search/admin/spider_custom.php search/search.php fellowship_survey/survey.php Fellow Follow-up Survey Details - Wesley JACOBSEN

PF (1985)

Fellow Information:
First Name
Wesley
Middle Name
Mark
Last Name
JACOBSEN
Sex
Male
Organization
Harvard University
Title
Professor of the Practice of the Japanese Language, Department of East Asian Languages and Civilizations; Director of the Japan
Contact Address:
Address Type
Home
Address 1
60 Margaret St.
Address 2 (optional)
 
City
Arlington
State
MA
Zip Code
02474
Country
United States
Telephone
781-316-0200
Email
jacobsen@fas.harvard.edu
*Survey URL
http://www.jfny.org/fellowship_survey/survey.php?id=3520&sid=36b8616a1ebe1bbdf338a372a3ce0069
Questions:
1. Are you enaged in Japanese Studies?

Answer: A. Yes, I am engaged in Japanese Studies at a university or research institution.

Field of Study: Language & Linguistics

2. Please describe what you are currently doing. (If you have your own website or any relevant site, provide its URL.)

Answer: I am a faculty member in the Department of East Asian Languages and Civilizations at Harvard, where I teach courses in Japanese language and linguistics and direct the Japanese Language Program. I also conduct linguistic research on how concepts of time, reality, and participant structure are realized in the structure of the Japanese language and am currently working on a book on that topic. http://www.fas.harvard.edu/~rijs/people/faculty/w_jacobsen.html

3. Where did you acquire your most advanced Japanese language training for your research?

Answer: D.Other (Lived in Japan as a child until age 15; most advanced language training was done as a graduate student at the University of Chi)

4. Have you ever participated in the Japan Exchange and Teaching (JET) Programme?

Answer: NO

Optional Inquiry:
1. Please describe briefly how the Japan Foundation Fellowship experience influenced your career.

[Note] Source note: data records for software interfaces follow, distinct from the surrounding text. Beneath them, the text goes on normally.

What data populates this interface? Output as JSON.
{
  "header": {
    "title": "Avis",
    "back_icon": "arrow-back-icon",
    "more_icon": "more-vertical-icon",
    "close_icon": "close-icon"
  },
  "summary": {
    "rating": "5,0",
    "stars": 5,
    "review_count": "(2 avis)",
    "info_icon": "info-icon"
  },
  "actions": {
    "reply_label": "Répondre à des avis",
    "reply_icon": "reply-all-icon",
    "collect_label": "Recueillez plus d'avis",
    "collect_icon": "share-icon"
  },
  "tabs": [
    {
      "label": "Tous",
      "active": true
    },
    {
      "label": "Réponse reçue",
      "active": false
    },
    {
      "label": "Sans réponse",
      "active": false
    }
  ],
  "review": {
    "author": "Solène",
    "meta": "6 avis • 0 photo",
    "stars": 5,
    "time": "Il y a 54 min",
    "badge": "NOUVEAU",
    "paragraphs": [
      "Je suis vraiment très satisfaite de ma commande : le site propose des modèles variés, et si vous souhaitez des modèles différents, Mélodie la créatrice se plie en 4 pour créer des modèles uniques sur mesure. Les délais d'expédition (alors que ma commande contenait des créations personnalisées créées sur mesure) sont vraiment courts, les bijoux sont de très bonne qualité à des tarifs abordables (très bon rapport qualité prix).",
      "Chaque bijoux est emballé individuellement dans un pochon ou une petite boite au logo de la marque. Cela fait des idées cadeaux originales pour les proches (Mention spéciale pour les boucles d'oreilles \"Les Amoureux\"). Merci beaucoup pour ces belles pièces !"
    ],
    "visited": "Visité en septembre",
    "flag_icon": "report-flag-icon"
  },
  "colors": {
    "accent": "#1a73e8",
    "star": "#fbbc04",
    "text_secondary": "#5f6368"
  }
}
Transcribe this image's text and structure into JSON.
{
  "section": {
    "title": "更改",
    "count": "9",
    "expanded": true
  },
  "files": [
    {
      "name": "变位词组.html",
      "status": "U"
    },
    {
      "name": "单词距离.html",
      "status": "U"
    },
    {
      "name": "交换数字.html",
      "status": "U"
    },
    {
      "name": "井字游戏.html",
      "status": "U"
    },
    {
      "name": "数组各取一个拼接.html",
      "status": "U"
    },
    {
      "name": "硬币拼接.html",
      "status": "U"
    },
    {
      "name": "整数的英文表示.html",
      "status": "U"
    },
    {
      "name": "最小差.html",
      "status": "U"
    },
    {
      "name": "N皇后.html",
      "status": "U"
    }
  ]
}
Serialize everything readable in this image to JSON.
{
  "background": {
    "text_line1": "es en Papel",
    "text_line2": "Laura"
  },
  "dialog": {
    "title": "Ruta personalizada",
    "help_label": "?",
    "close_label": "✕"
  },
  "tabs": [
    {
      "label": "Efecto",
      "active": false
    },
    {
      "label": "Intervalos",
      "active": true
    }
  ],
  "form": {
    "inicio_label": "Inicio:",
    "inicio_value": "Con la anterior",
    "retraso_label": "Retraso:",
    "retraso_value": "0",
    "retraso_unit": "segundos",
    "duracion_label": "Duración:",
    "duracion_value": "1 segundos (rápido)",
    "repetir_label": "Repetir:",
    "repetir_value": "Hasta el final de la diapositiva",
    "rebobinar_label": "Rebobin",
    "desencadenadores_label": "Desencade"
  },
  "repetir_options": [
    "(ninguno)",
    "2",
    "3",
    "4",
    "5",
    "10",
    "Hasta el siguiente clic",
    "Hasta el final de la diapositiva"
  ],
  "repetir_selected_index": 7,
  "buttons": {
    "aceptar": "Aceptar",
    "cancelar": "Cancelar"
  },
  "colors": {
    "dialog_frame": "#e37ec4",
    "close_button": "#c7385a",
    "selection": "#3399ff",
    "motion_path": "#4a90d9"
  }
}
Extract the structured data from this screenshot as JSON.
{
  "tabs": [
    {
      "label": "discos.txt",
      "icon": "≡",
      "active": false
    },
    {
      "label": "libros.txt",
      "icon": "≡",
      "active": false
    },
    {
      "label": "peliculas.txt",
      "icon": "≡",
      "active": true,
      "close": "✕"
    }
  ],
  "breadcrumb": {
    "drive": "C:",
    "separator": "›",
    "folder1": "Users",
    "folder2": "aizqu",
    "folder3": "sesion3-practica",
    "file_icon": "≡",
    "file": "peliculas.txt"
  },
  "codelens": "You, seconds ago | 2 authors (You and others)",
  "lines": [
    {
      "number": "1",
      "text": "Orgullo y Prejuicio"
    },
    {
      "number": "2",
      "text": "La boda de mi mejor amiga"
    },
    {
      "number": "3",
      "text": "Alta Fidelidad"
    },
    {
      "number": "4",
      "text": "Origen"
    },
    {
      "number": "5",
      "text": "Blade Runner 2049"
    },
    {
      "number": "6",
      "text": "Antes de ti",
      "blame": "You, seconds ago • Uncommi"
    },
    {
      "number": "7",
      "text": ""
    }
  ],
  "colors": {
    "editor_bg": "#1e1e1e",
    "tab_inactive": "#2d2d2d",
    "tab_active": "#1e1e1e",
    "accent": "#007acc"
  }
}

Answer: I received a Japan Foundation professional research fellowship in 1985-86 that allowed me to take my first year-long leave after becoming an assistant professor at the University of Minnesota, a leave that I spent at the Kokuritsu Kokugo Kenkyuujo in Tokyo. The leave allowed me not only to pursue research that led to the publication of my first book (The Transitive Structure of Events in Japanese, 1992), but also to create a network of research and other professional contacts in Japan that have been crucial to my career both as a teacher of the Japanese language and as a linguistic researcher ever since.

2. The Japan Foundation is planning to create a network or forum among past Japan Foundation fellows. Please let us know if you have any suggestions in terms of themes, format, etc.

Answer: Given the range of disciplines represented among former JF fellows, it is hard to think of a specific theme that would relate to all those disciplines, but one idea would be to plan a forum addressing Japan's changing role in Asia and the world (given that Japan is about to cede its role as the world's second largest economy to China) where people from different disciplines are asked to comment on how those changes have (or have not) affected the their own disciplinary perspectives on Japan and the way they teach and conduct research on Japan. Another idea of a more practical nature would be to provide a forum where recipients of recent JF awards who have not yet begun their fellowship tenure in Japan (especially dissertation research award recipients) are given an opportunity to meet with past recipients to discuss practical matters of living and conducting research in Japan.